People learn new languages with varying degrees of success but what are the neuroanatomical correlates of the difference in language-learning aptitude? In this study, we set out to investigate how differences in cortical morphology and white matter microstructure correlate with aptitudes for vocabulary learning, phonetic memory, and grammatical inferencing as measured by the first-language neutral LLAMA test battery. We used ultra-high field (7T) magnetic resonance imaging to estimate the cortical thickness and surface area from sub-millimeter resolved image volumes. Further, diffusion kurtosis imaging was used to map diffusion properties related to the tissue microstructure from known language-related white matter tracts. We found a correlation between cortical surface area in the left posterior-inferior precuneus and vocabulary learning aptitude, possibly indicating a greater predisposition for storing word-figure associations. Moreover, we report negative correlations between scores for phonetic memory and axial kurtosis in left arcuate fasciculus as well as mean kurtosis, axial kurtosis, and radial kurtosis of the left superior longitudinal fasciculus III, which are tracts connecting cortical areas important for phonological working memory.
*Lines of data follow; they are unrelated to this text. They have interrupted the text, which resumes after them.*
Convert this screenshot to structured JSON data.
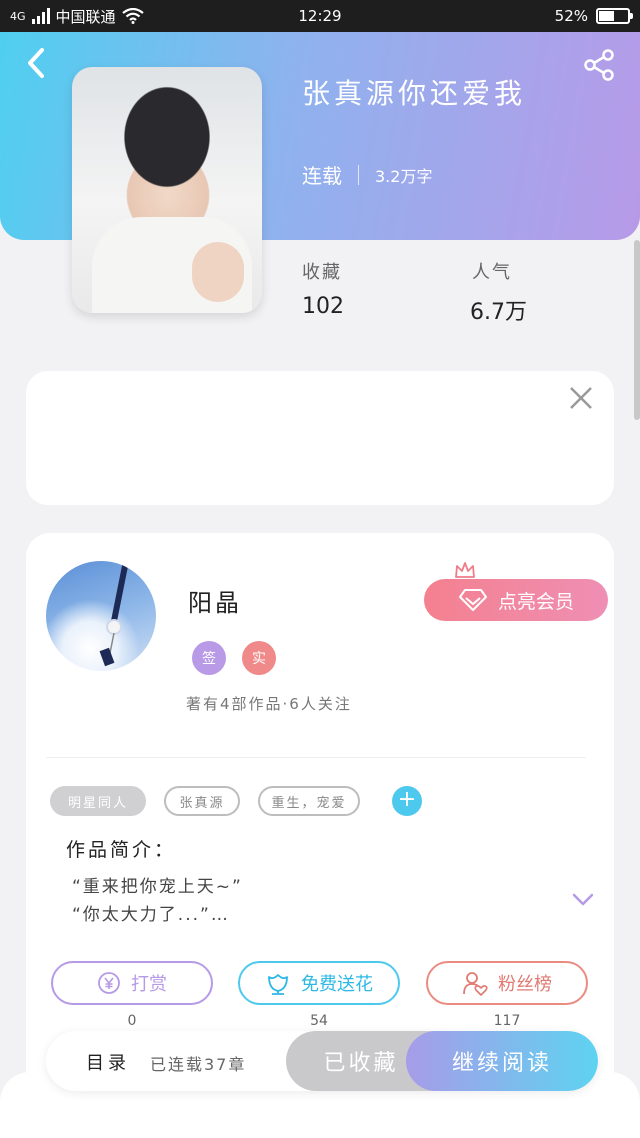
{
  "status_bar": {
    "network": "4G",
    "carrier": "中国联通",
    "time": "12:29",
    "battery": "52%",
    "battery_level": 0.52
  },
  "book": {
    "title": "张真源你还爱我",
    "status": "连载",
    "word_count": "3.2万字",
    "collect_label": "收藏",
    "collect_value": "102",
    "popularity_label": "人气",
    "popularity_value": "6.7万"
  },
  "author": {
    "name": "阳晶",
    "badge_sign": "签",
    "badge_real": "实",
    "info": "著有4部作品·6人关注",
    "vip_label": "点亮会员"
  },
  "tags": [
    "明星同人",
    "张真源",
    "重生，宠爱"
  ],
  "intro": {
    "title": "作品简介：",
    "text": "“重来把你宠上天~”\n“你太大力了...”…"
  },
  "actions": [
    {
      "label": "打赏",
      "count": "0",
      "color": "#b69ae6"
    },
    {
      "label": "免费送花",
      "count": "54",
      "color": "#4ec9ee"
    },
    {
      "label": "粉丝榜",
      "count": "117",
      "color": "#ea8b82"
    }
  ],
  "bottom_bar": {
    "toc_label": "目录",
    "chapters": "已连载37章",
    "collected_label": "已收藏",
    "continue_label": "继续阅读"
  },
  "colors": {
    "header_start": "#4fcff0",
    "header_end": "#b79ae8",
    "badge_sign": "#b89ae6",
    "badge_real": "#f08a8a"
  }
}
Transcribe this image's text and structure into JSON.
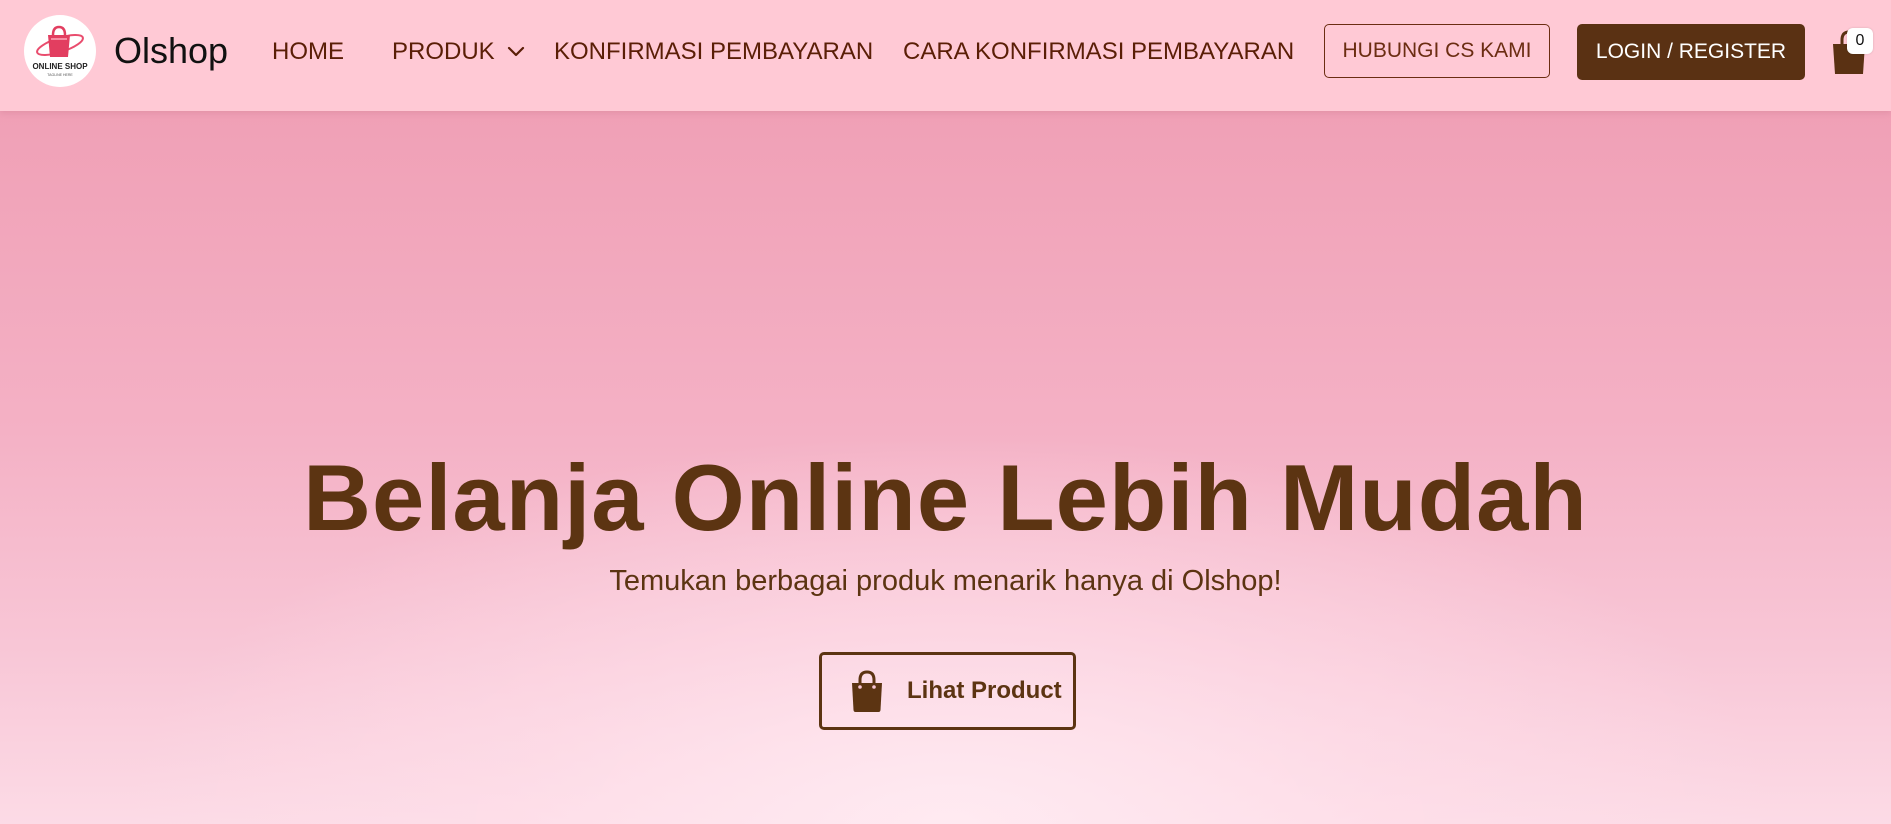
{
  "navbar": {
    "logo_icon": "shopping-bag-logo-icon",
    "logo_text": "ONLINE SHOP",
    "logo_tagline": "TAGLINE HERE",
    "brand": "Olshop",
    "links": {
      "home": "HOME",
      "produk": "PRODUK",
      "konfirmasi": "KONFIRMASI PEMBAYARAN",
      "cara": "CARA KONFIRMASI PEMBAYARAN"
    },
    "cs_button": "HUBUNGI CS KAMI",
    "login_button": "LOGIN / REGISTER",
    "cart_icon": "shopping-bag-icon",
    "cart_count": "0"
  },
  "hero": {
    "title": "Belanja Online Lebih Mudah",
    "subtitle": "Temukan berbagai produk menarik hanya di Olshop!",
    "cta_label": "Lihat Product",
    "cta_icon": "shopping-bag-icon"
  },
  "colors": {
    "navbar_bg": "#ffc9d5",
    "accent_brown": "#5a3113",
    "hero_text": "#5c3412",
    "hero_bg_top": "#f0a0b6",
    "hero_bg_bottom": "#fcdbe6"
  }
}
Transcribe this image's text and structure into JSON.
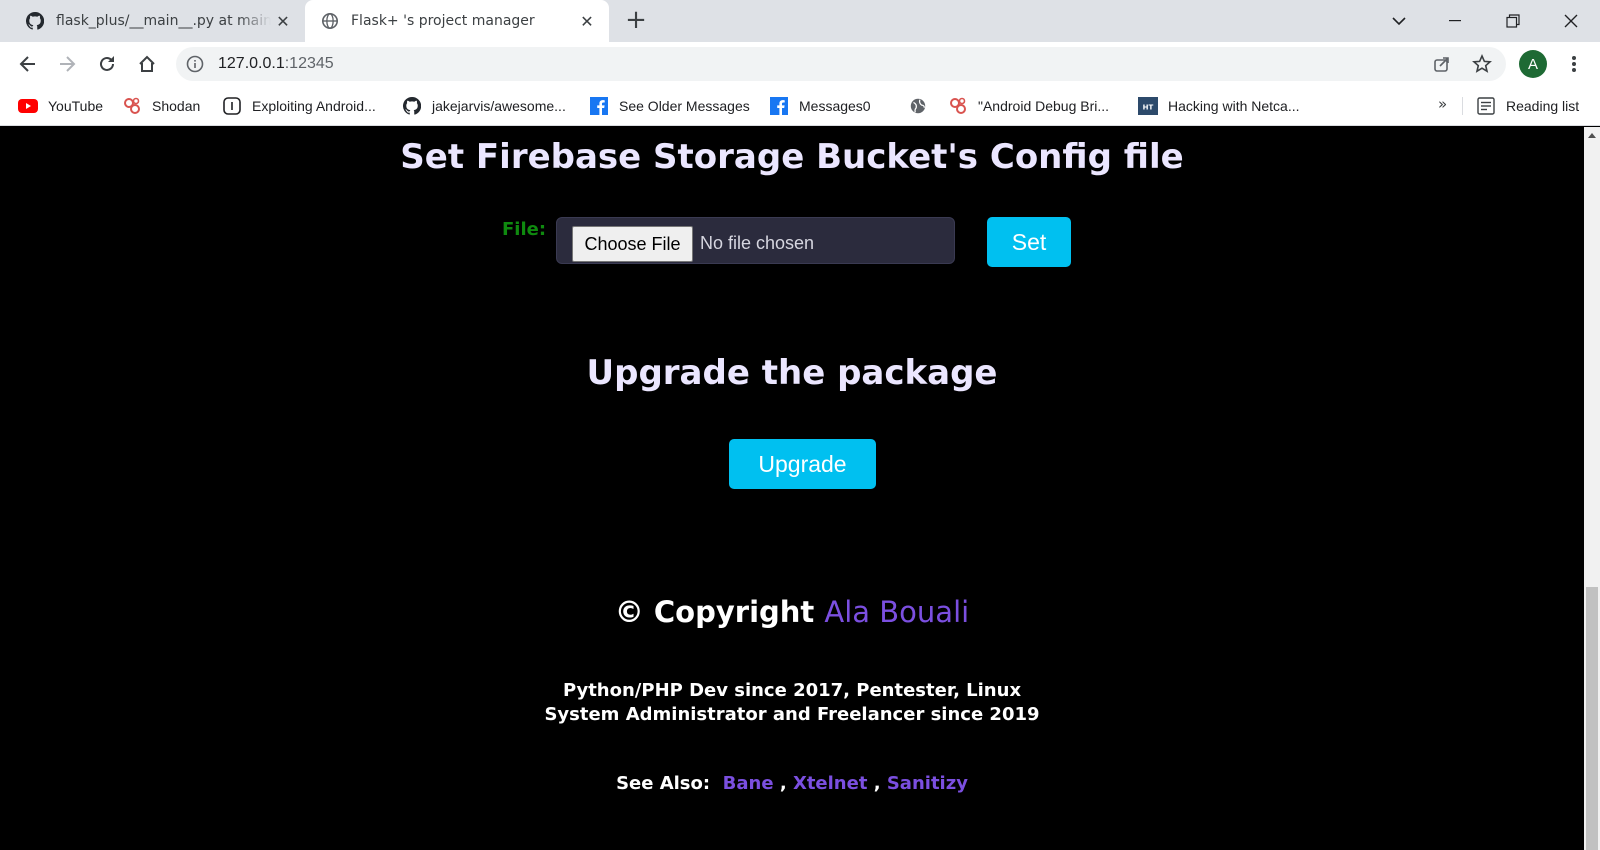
{
  "browser": {
    "tabs": [
      {
        "title": "flask_plus/__main__.py at main · Ala",
        "favicon": "github-icon",
        "active": false
      },
      {
        "title": "Flask+ 's project manager",
        "favicon": "globe-icon",
        "active": true
      }
    ],
    "address": {
      "host": "127.0.0.1",
      "port": ":12345"
    },
    "avatar_letter": "A",
    "bookmarks": [
      {
        "label": "YouTube",
        "icon": "youtube-icon"
      },
      {
        "label": "Shodan",
        "icon": "shodan-icon"
      },
      {
        "label": "Exploiting Android...",
        "icon": "bookmark-page-icon"
      },
      {
        "label": "jakejarvis/awesome...",
        "icon": "github-icon"
      },
      {
        "label": "See Older Messages",
        "icon": "facebook-icon"
      },
      {
        "label": "Messages0",
        "icon": "facebook-icon"
      },
      {
        "label": "",
        "icon": "globe-icon"
      },
      {
        "label": "\"Android Debug Bri...",
        "icon": "shodan-icon"
      },
      {
        "label": "Hacking with Netca...",
        "icon": "ht-icon"
      }
    ],
    "more_bookmarks": "»",
    "reading_list": "Reading list"
  },
  "firebase": {
    "heading": "Set Firebase Storage Bucket's Config file",
    "file_label": "File:",
    "choose_button": "Choose File",
    "no_file_text": "No file chosen",
    "set_button": "Set"
  },
  "upgrade": {
    "heading": "Upgrade the package",
    "button": "Upgrade"
  },
  "footer": {
    "copyright_prefix": "© Copyright",
    "author": "Ala Bouali",
    "bio_line1": "Python/PHP Dev since 2017, Pentester, Linux",
    "bio_line2": "System Administrator and Freelancer since 2019",
    "see_also_label": "See Also:",
    "links": [
      "Bane",
      "Xtelnet",
      "Sanitizy"
    ],
    "separator": ","
  },
  "colors": {
    "accent_cyan": "#00c0f0",
    "author_purple": "#7b4fe0",
    "file_label_green": "#0f8a0f",
    "page_background": "#000000"
  }
}
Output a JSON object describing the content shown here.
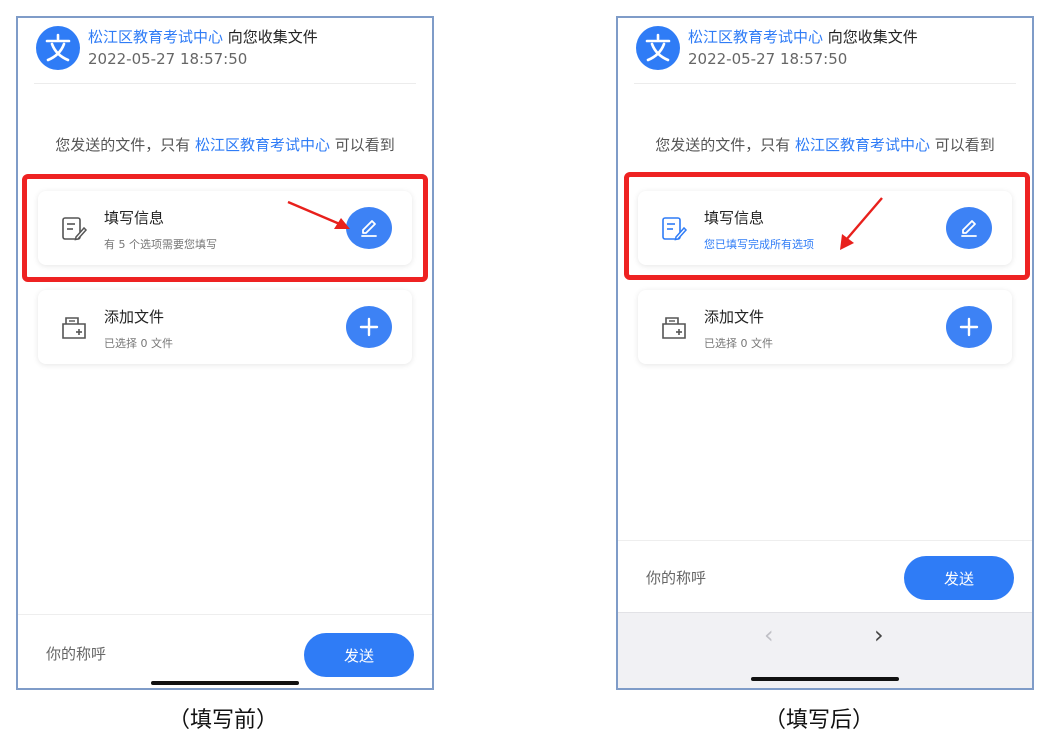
{
  "left_phone": {
    "header": {
      "org_name": "松江区教育考试中心",
      "title_suffix": " 向您收集文件",
      "timestamp": "2022-05-27 18:57:50"
    },
    "notice": {
      "prefix": "您发送的文件，只有 ",
      "org_name": "松江区教育考试中心",
      "suffix": " 可以看到"
    },
    "fill_card": {
      "title": "填写信息",
      "subtitle": "有 5 个选项需要您填写"
    },
    "file_card": {
      "title": "添加文件",
      "subtitle": "已选择 0 文件"
    },
    "bottom": {
      "nickname_placeholder": "你的称呼",
      "send_label": "发送"
    }
  },
  "right_phone": {
    "header": {
      "org_name": "松江区教育考试中心",
      "title_suffix": " 向您收集文件",
      "timestamp": "2022-05-27 18:57:50"
    },
    "notice": {
      "prefix": "您发送的文件，只有 ",
      "org_name": "松江区教育考试中心",
      "suffix": " 可以看到"
    },
    "fill_card": {
      "title": "填写信息",
      "subtitle": "您已填写完成所有选项"
    },
    "file_card": {
      "title": "添加文件",
      "subtitle": "已选择 0 文件"
    },
    "bottom": {
      "nickname_placeholder": "你的称呼",
      "send_label": "发送"
    },
    "browser_nav": {
      "back_glyph": "‹",
      "forward_glyph": "›"
    }
  },
  "captions": {
    "before": "（填写前）",
    "after": "（填写后）"
  },
  "icons": {
    "logo": "translate-wen-icon",
    "fill": "form-edit-icon",
    "file": "folder-add-icon",
    "edit_button": "pencil-icon",
    "add_button": "plus-icon"
  },
  "colors": {
    "accent": "#2f7cf6",
    "highlight": "#ee2222",
    "annotation_arrow": "#e8201c"
  }
}
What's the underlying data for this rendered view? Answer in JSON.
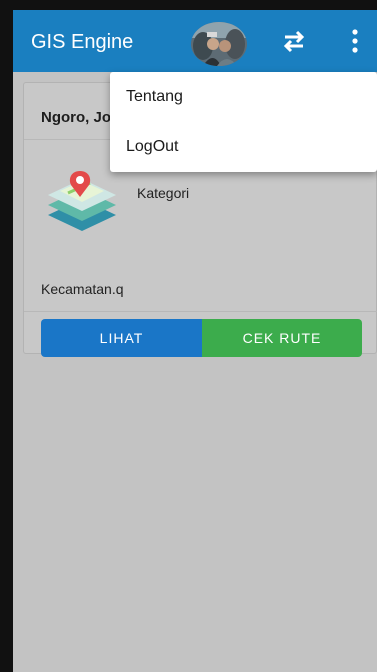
{
  "app": {
    "title": "GIS Engine",
    "accent_color": "#1a7fc0"
  },
  "toolbar": {
    "avatar_icon": "profile-photo",
    "swap_icon": "swap-arrows-icon",
    "more_icon": "more-vert-icon"
  },
  "menu": {
    "items": [
      {
        "label": "Tentang"
      },
      {
        "label": "LogOut"
      }
    ]
  },
  "card": {
    "title": "Ngoro, Jo",
    "category": "Kategori",
    "district": "Kecamatan.q",
    "icon": "map-layers-icon",
    "buttons": {
      "view_label": "LIHAT",
      "view_color": "#1a76c7",
      "route_label": "CEK RUTE",
      "route_color": "#3cac4c"
    }
  }
}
Subject classification (UKÄ)
- Radiology, Nuclear Medicine and Medical Imaging